==== EXERCISE INPUTS

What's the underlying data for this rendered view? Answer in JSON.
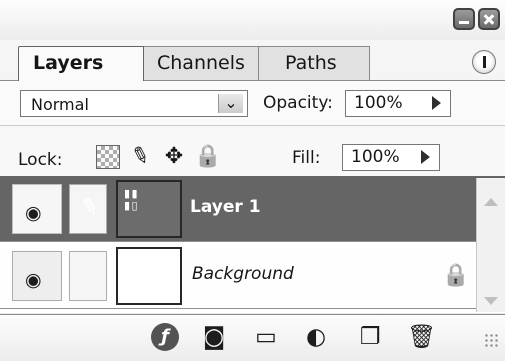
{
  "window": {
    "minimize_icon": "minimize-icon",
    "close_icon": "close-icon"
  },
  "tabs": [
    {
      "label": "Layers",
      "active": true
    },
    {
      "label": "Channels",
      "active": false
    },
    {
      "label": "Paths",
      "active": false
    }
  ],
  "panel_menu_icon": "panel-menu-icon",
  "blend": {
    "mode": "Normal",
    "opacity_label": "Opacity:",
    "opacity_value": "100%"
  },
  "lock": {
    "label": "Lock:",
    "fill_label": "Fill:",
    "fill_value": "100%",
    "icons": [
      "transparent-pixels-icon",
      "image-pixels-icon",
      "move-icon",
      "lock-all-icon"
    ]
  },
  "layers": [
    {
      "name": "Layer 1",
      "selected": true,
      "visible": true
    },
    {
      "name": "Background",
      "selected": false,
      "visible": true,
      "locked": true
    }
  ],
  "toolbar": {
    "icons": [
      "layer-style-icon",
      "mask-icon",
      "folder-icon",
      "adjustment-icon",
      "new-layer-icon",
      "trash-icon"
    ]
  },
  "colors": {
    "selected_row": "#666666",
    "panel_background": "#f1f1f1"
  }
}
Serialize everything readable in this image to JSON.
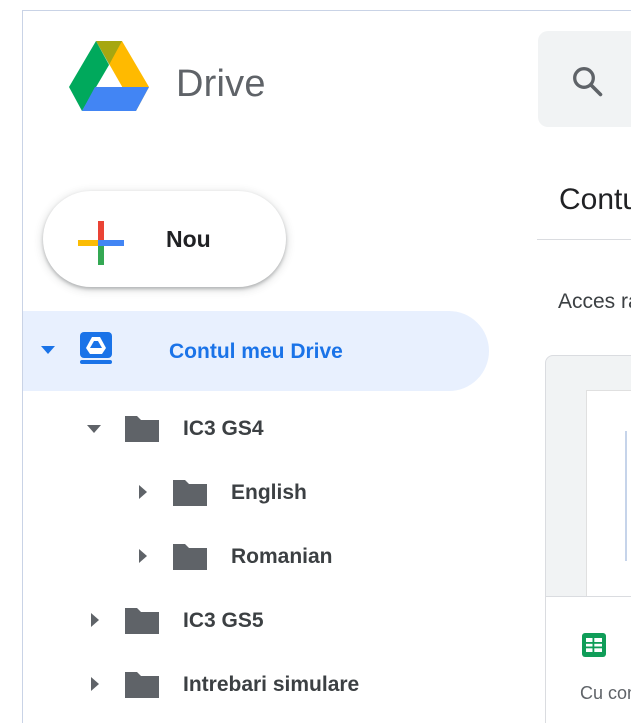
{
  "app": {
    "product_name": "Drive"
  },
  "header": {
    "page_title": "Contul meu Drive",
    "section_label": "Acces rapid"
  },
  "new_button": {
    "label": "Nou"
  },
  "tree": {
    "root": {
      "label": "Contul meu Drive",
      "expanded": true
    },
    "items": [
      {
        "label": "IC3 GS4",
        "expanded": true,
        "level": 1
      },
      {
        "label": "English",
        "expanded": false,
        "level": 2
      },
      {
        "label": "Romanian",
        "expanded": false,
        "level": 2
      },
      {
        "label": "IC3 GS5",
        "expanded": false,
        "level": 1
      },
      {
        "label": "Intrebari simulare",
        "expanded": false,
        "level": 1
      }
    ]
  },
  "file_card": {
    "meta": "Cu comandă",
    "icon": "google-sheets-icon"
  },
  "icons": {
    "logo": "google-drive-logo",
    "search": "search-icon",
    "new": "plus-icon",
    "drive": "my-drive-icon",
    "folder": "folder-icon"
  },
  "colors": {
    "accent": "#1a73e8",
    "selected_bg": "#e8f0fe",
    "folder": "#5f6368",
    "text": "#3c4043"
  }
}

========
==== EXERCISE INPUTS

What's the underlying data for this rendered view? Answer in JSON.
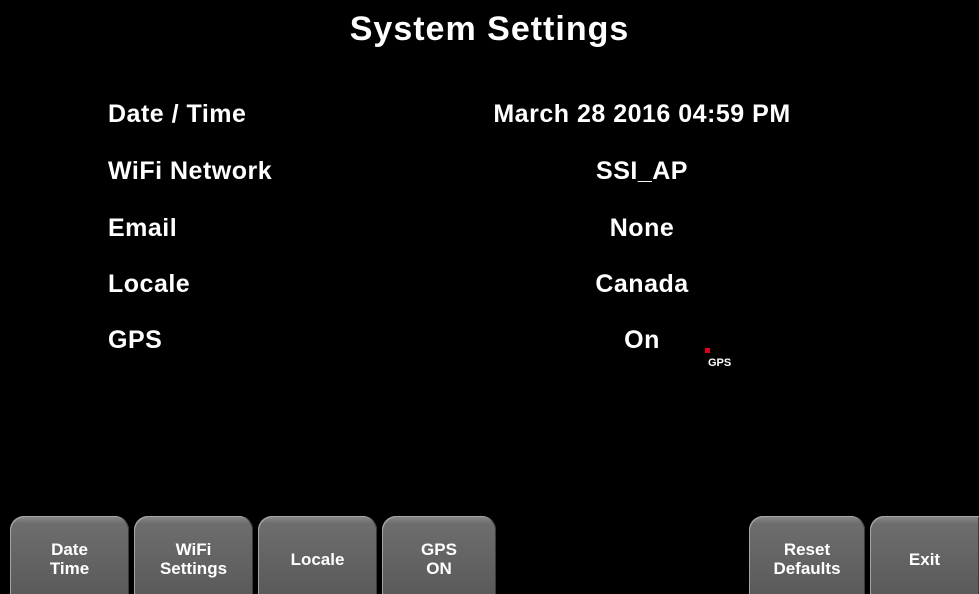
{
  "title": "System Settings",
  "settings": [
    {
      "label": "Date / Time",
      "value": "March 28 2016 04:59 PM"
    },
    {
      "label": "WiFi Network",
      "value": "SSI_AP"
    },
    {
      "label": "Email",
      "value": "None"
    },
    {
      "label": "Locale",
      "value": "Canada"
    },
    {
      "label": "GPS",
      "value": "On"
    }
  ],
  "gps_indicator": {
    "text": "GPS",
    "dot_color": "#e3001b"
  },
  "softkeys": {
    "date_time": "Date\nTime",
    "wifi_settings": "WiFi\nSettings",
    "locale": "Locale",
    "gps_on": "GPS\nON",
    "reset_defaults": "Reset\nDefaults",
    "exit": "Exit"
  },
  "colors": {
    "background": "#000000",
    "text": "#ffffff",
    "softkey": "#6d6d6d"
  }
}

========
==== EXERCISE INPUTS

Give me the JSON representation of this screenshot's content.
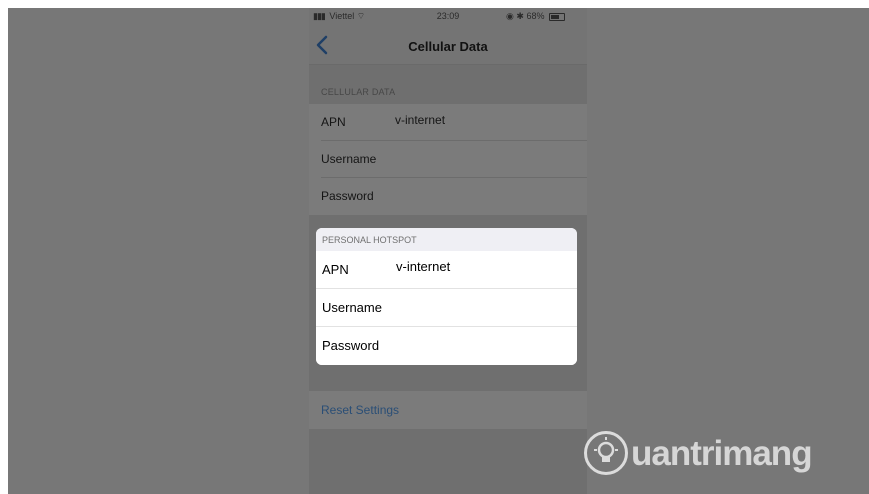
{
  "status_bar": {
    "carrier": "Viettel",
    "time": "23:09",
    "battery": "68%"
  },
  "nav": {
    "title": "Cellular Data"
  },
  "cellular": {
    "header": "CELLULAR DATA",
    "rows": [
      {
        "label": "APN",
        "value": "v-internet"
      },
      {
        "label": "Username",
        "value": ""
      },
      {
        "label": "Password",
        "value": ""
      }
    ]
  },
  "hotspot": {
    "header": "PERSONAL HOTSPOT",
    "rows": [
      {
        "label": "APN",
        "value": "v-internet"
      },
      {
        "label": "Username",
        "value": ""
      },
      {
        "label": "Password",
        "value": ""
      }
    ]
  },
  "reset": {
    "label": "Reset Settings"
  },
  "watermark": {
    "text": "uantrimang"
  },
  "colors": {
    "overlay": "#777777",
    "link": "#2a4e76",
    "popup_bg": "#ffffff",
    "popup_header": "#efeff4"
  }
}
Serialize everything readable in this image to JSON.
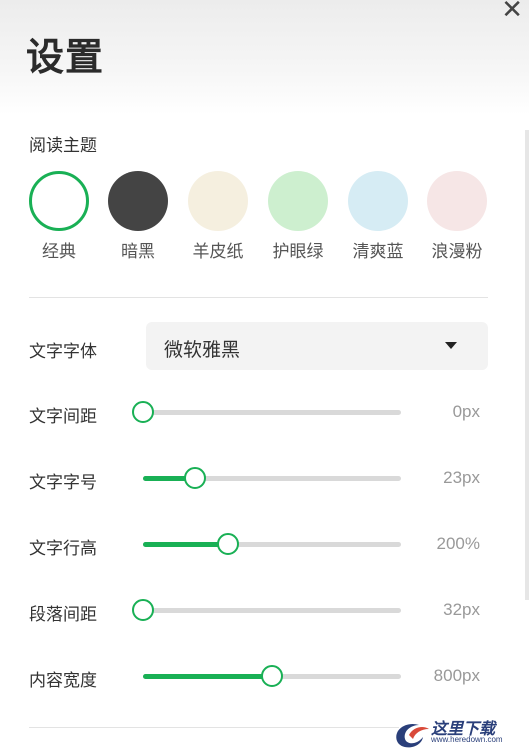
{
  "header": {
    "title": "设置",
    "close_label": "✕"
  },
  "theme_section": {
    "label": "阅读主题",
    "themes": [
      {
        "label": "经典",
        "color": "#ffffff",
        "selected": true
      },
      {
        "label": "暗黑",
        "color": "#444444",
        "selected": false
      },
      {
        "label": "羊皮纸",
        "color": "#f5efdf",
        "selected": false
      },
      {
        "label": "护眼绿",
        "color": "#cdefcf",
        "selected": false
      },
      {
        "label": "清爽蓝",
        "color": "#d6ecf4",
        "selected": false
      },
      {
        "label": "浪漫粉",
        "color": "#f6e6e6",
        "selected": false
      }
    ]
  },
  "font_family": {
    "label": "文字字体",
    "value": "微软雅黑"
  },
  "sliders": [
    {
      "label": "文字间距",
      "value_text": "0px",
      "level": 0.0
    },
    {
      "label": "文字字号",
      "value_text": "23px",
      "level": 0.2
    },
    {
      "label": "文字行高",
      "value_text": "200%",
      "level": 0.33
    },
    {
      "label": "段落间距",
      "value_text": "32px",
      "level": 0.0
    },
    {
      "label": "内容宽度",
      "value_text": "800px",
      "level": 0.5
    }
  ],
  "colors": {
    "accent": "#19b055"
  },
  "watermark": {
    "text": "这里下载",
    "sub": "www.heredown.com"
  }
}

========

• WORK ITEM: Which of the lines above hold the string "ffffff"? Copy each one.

• WRITTEN REPLY:
    "text": "#ffffff",
    "popup_bg": "#ffffff",
        "color": "#ffffff",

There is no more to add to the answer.